During that era, Francisco de Miranda emerged as a monumental figure in the independence of Latin America. The leader who was known as “The First Universal Venezuelan” came to the U.S., where he made the acquaintance of prominent figures: George Washington, Alexander Hamilton, James Madison, Thomas Jefferson, Henry Knox and Samuel Adams. Traveling around the world, he met Napoleon Bonaparte and Catharine of Russia. As an officer in the Spanish army, Miranda participated in a siege of the British army on Pensacola (1781), when Spain was an ally of the rebels in the American Revolution. Miranda also took an active part in the French Revolution as “Maréchal de Camp”; the name of Miranda remains engraved on the Arc de Triumph.
In August 1783, Miranda disembarked at Charleston and remained until early November. Here he met Nathanael Greene who was a major general of the Continental Army in the American Revolutionary War. Also, he met Edward Rutledge, the youngest signer of the Declaration of Independence of the U.S. In Charleston, he made the acquaintance of David Ramsay, “the grand old man of Charleston’s cultural life and a proud symbol of the community.” Ramsey said about Miranda: “He loves liberty with an ardor that would do honor to the freest State in the world.”
Simon Bolivar, the liberator of Venezuela, Colombia, Ecuador, Peru and Bolivia’s founder, was the greatest South American leader of the wars of independence. In January 1807, he landed in Charleston on his return from Europe and also visited other major cities in the U.S. before finally sailing from Philadelphia back to Venezuela.
On June 25, 1817, the Scottish military officer Gregor McGregor, following Simon Bolivar’s instructions, led an army of 150 recruits from Charleston and Savannah, some war veterans, in an assault on Fort San Carlos at Fernandina on Amelia Island Florida, a region under Spain’s possession. As a consequence, this territory was declared the “Republic of Florida.” The French privateer Luis Aury sailed into the port of Fernandina and on September 21, 1817, the land was dubiously annexed to the Republic of Mexico. A couple of months after, under President Monroe’s administration, Aury surrendered to U.S. forces. The U.S. government signed the Adams-Onis Treaty with Spain on February 22, 1819, incorporating Florida into the U.S.
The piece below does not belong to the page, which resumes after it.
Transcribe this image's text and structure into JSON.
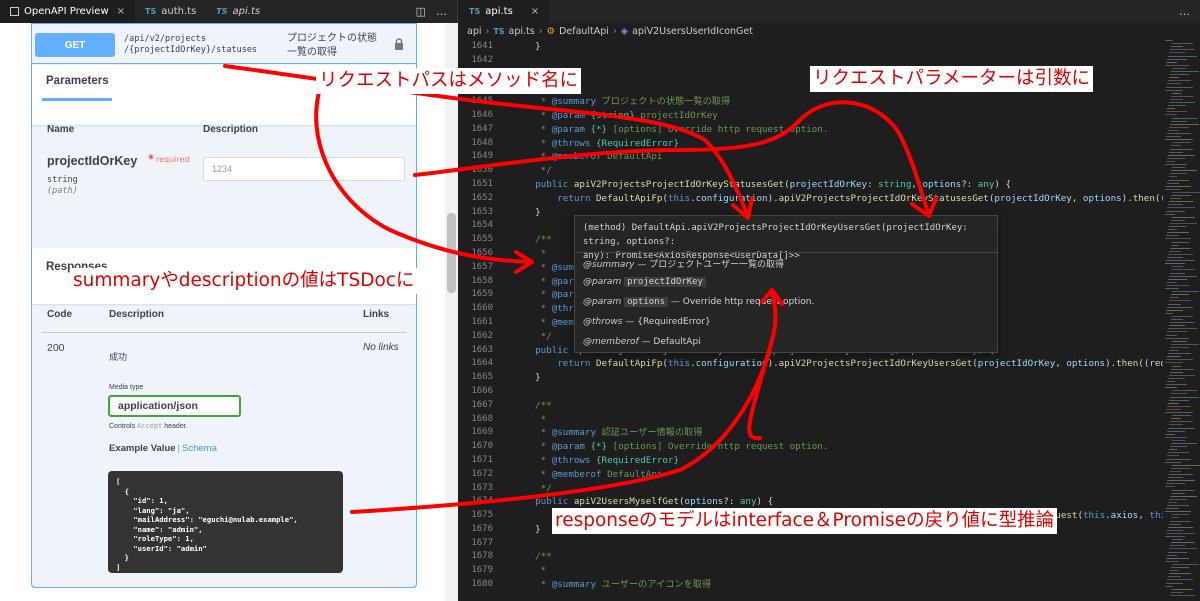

Alexander von Humboldt, preeminent naturalist scientist arrived in Cumaná, Eastern Venezuela, on July 16, 1799 and remained until November 24, 1800. Humboldt’s work Kosmos directly inspired a piece of Edgar Allan Poe’s prose: “Eureka: an Essay on the Material and Spiritual Universe,” which begins with a dedication to Humboldt. From Sullivan’s Island to walking down Meeting Street, I can imagine Poe after he read Kosmos, dreaming about the Venezuelan mountains and its warm sandy beaches.
There it is, the spiritual bond between Charleston and Venezuela: Here I breathe intellect, freedom, cordiality and history.
Humberto Briceno graduated from Universidad Catolica Andres Bello in Venezuela with a law degree and holds a master of advanced studies degree from the Paris Institute of Advanced Studies. He has been a visiting scholar at Yale Law School, Duke Law School, Lewis & Clark Law School and Oxford University. He is an expert in administrative and constitutional law, public contracts law, local tax law, antitrust law and international arbitration.